== WORK INSTRUCTIONS ==
An exact copy of every entry is needed here; the images stay out.

== DATA IN THIS EXERCISE ==
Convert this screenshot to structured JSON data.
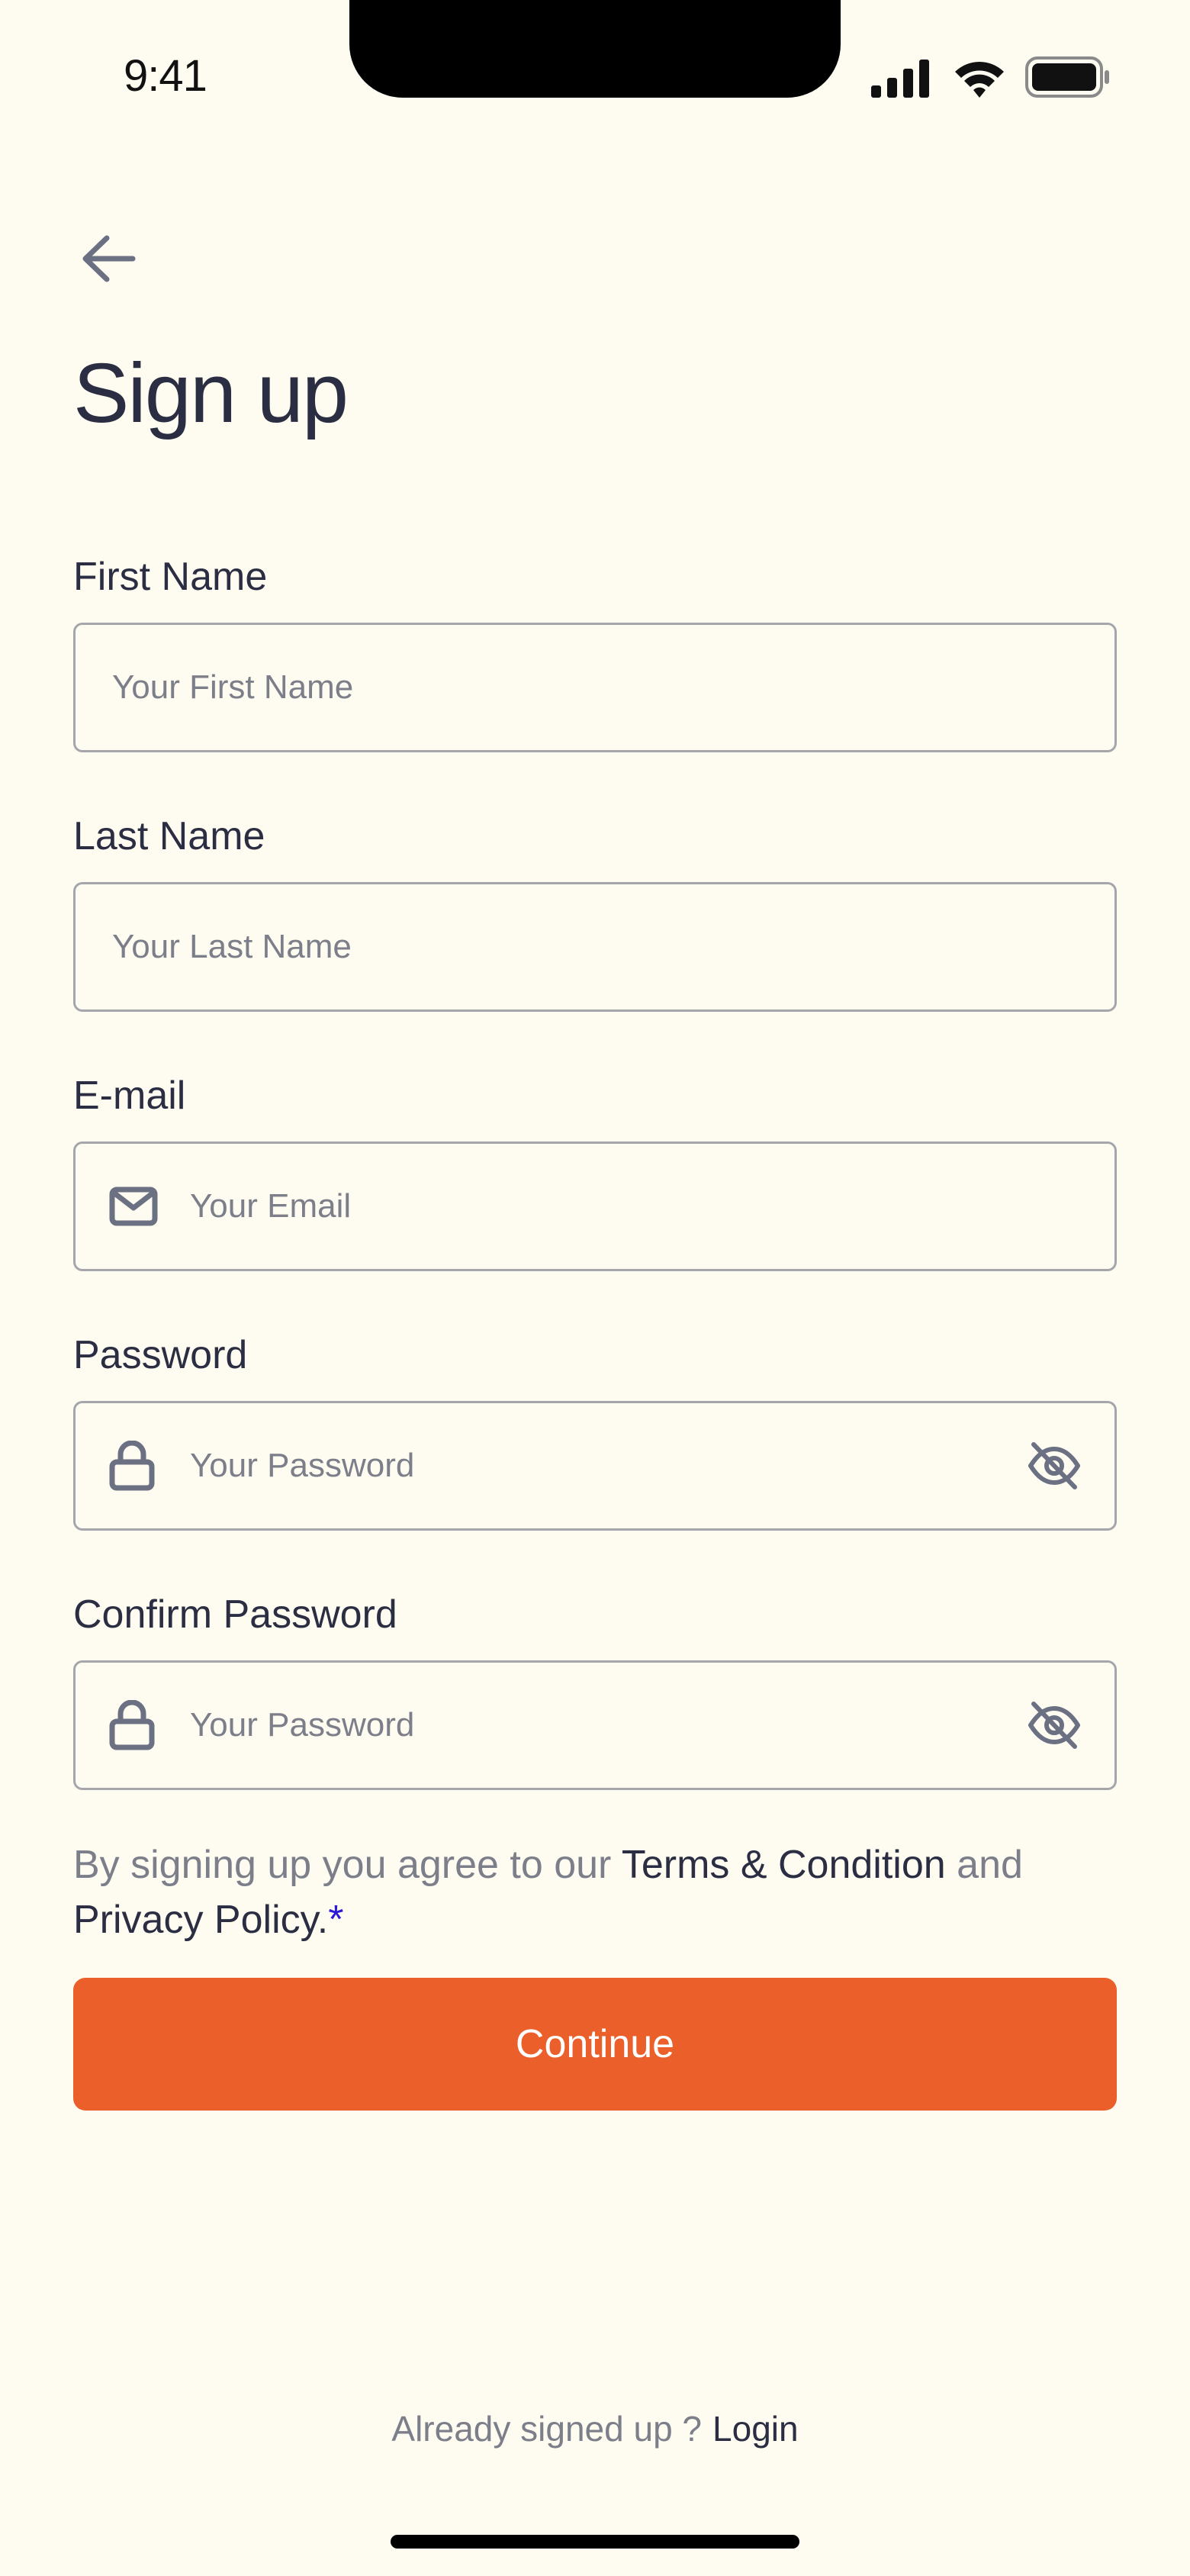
{
  "status_bar": {
    "time": "9:41"
  },
  "header": {
    "title": "Sign up"
  },
  "form": {
    "first_name": {
      "label": "First Name",
      "placeholder": "Your First Name",
      "value": ""
    },
    "last_name": {
      "label": "Last Name",
      "placeholder": "Your Last Name",
      "value": ""
    },
    "email": {
      "label": "E-mail",
      "placeholder": "Your Email",
      "value": "",
      "icon": "mail-icon"
    },
    "password": {
      "label": "Password",
      "placeholder": "Your Password",
      "value": "",
      "icon": "lock-icon",
      "toggle_icon": "eye-off-icon"
    },
    "confirm_password": {
      "label": "Confirm Password",
      "placeholder": "Your Password",
      "value": "",
      "icon": "lock-icon",
      "toggle_icon": "eye-off-icon"
    }
  },
  "agreement": {
    "prefix": "By signing up you agree to our ",
    "terms_link": "Terms & Condition",
    "conjunction": " and ",
    "privacy_link": "Privacy Policy.",
    "required_mark": "*"
  },
  "actions": {
    "continue_label": "Continue"
  },
  "footer": {
    "prompt": "Already signed up ?",
    "login_label": "Login"
  },
  "colors": {
    "background": "#FEFCF0",
    "primary_button": "#EA5F2A",
    "text_primary": "#2B2D42",
    "text_muted": "#7C7E8A",
    "required_mark": "#2B18D8"
  }
}
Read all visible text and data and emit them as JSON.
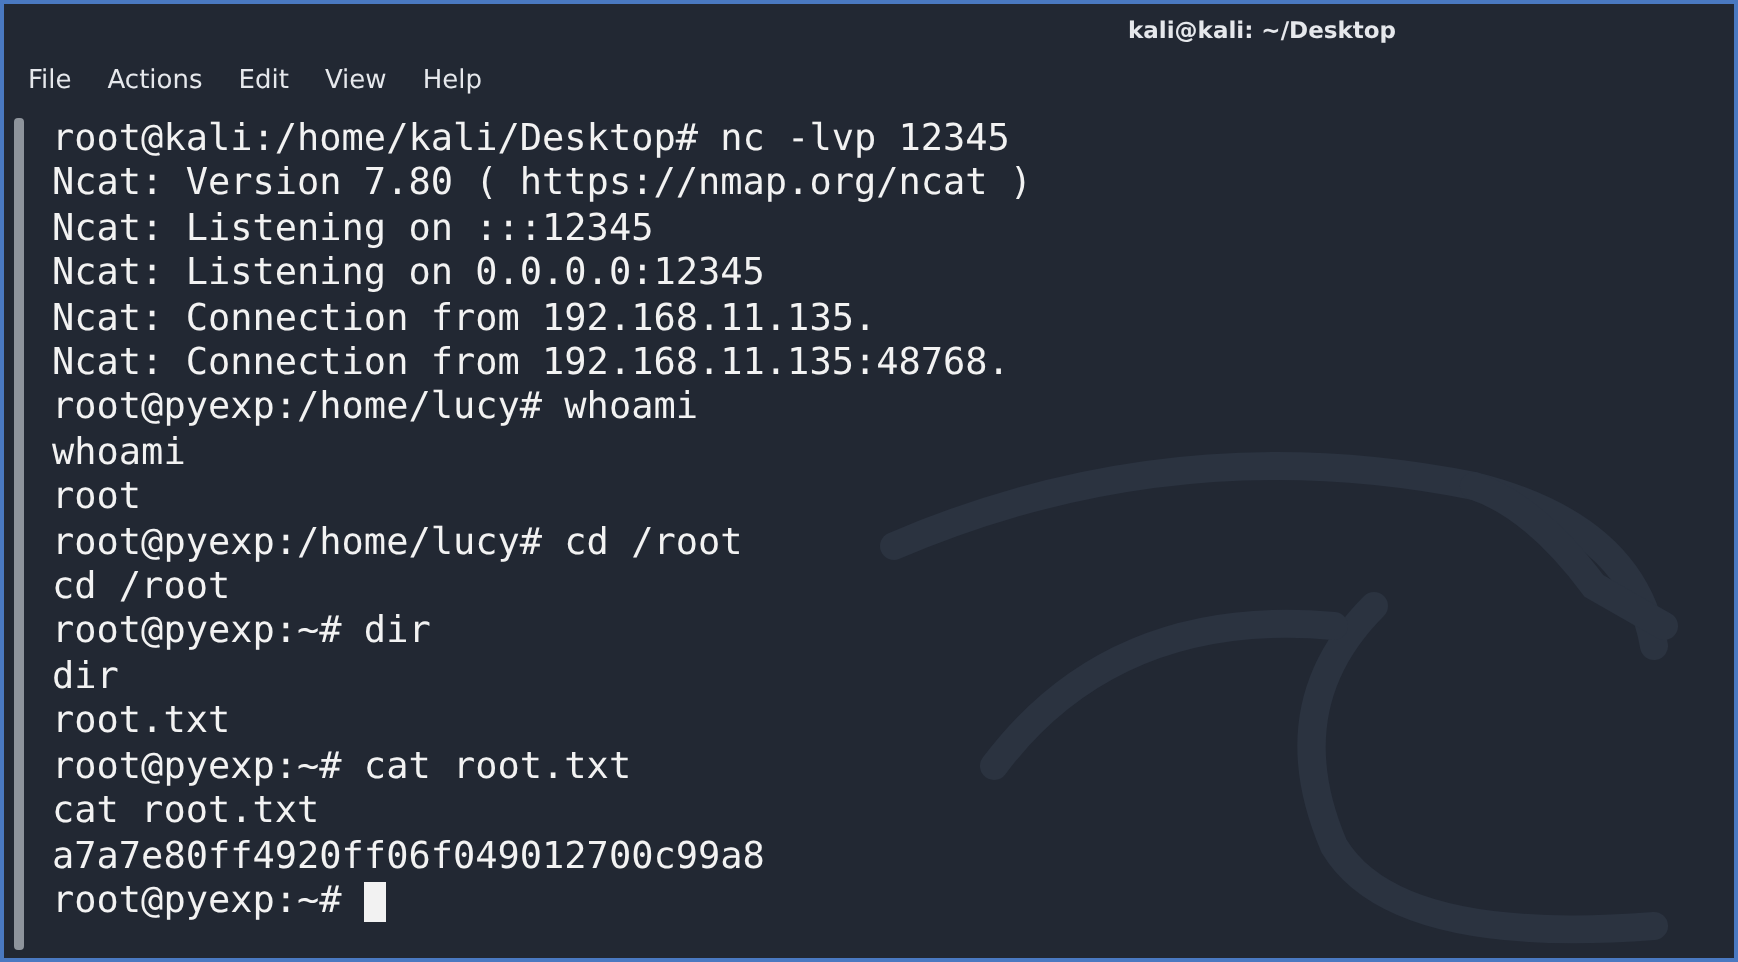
{
  "window": {
    "title": "kali@kali: ~/Desktop"
  },
  "menu": [
    "File",
    "Actions",
    "Edit",
    "View",
    "Help"
  ],
  "terminal": {
    "lines": [
      "root@kali:/home/kali/Desktop# nc -lvp 12345",
      "Ncat: Version 7.80 ( https://nmap.org/ncat )",
      "Ncat: Listening on :::12345",
      "Ncat: Listening on 0.0.0.0:12345",
      "Ncat: Connection from 192.168.11.135.",
      "Ncat: Connection from 192.168.11.135:48768.",
      "root@pyexp:/home/lucy# whoami",
      "whoami",
      "root",
      "root@pyexp:/home/lucy# cd /root",
      "cd /root",
      "root@pyexp:~# dir",
      "dir",
      "root.txt",
      "root@pyexp:~# cat root.txt",
      "cat root.txt",
      "a7a7e80ff4920ff06f049012700c99a8"
    ],
    "prompt": "root@pyexp:~#"
  }
}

== EXERCISE SOLUTION ==
Convert this screenshot to structured JSON data.
{
  "status_bar": {
    "time": "9:41"
  },
  "header": {
    "title": "Sign up"
  },
  "form": {
    "first_name": {
      "label": "First Name",
      "placeholder": "Your First Name",
      "value": ""
    },
    "last_name": {
      "label": "Last Name",
      "placeholder": "Your Last Name",
      "value": ""
    },
    "email": {
      "label": "E-mail",
      "placeholder": "Your Email",
      "value": "",
      "icon": "mail-icon"
    },
    "password": {
      "label": "Password",
      "placeholder": "Your Password",
      "value": "",
      "icon": "lock-icon",
      "toggle_icon": "eye-off-icon"
    },
    "confirm_password": {
      "label": "Confirm Password",
      "placeholder": "Your Password",
      "value": "",
      "icon": "lock-icon",
      "toggle_icon": "eye-off-icon"
    }
  },
  "agreement": {
    "prefix": "By signing up you agree to our ",
    "terms_link": "Terms & Condition",
    "conjunction": " and ",
    "privacy_link": "Privacy Policy.",
    "required_mark": "*"
  },
  "actions": {
    "continue_label": "Continue"
  },
  "footer": {
    "prompt": "Already signed up ?",
    "login_label": "Login"
  },
  "colors": {
    "background": "#FEFCF0",
    "primary_button": "#EA5F2A",
    "text_primary": "#2B2D42",
    "text_muted": "#7C7E8A",
    "required_mark": "#2B18D8"
  }
}
Read all visible text and data and emit them as JSON.
{
  "window": {
    "title": "kali@kali: ~/Desktop"
  },
  "menu": [
    "File",
    "Actions",
    "Edit",
    "View",
    "Help"
  ],
  "terminal": {
    "lines": [
      "root@kali:/home/kali/Desktop# nc -lvp 12345",
      "Ncat: Version 7.80 ( https://nmap.org/ncat )",
      "Ncat: Listening on :::12345",
      "Ncat: Listening on 0.0.0.0:12345",
      "Ncat: Connection from 192.168.11.135.",
      "Ncat: Connection from 192.168.11.135:48768.",
      "root@pyexp:/home/lucy# whoami",
      "whoami",
      "root",
      "root@pyexp:/home/lucy# cd /root",
      "cd /root",
      "root@pyexp:~# dir",
      "dir",
      "root.txt",
      "root@pyexp:~# cat root.txt",
      "cat root.txt",
      "a7a7e80ff4920ff06f049012700c99a8"
    ],
    "prompt": "root@pyexp:~#"
  }
}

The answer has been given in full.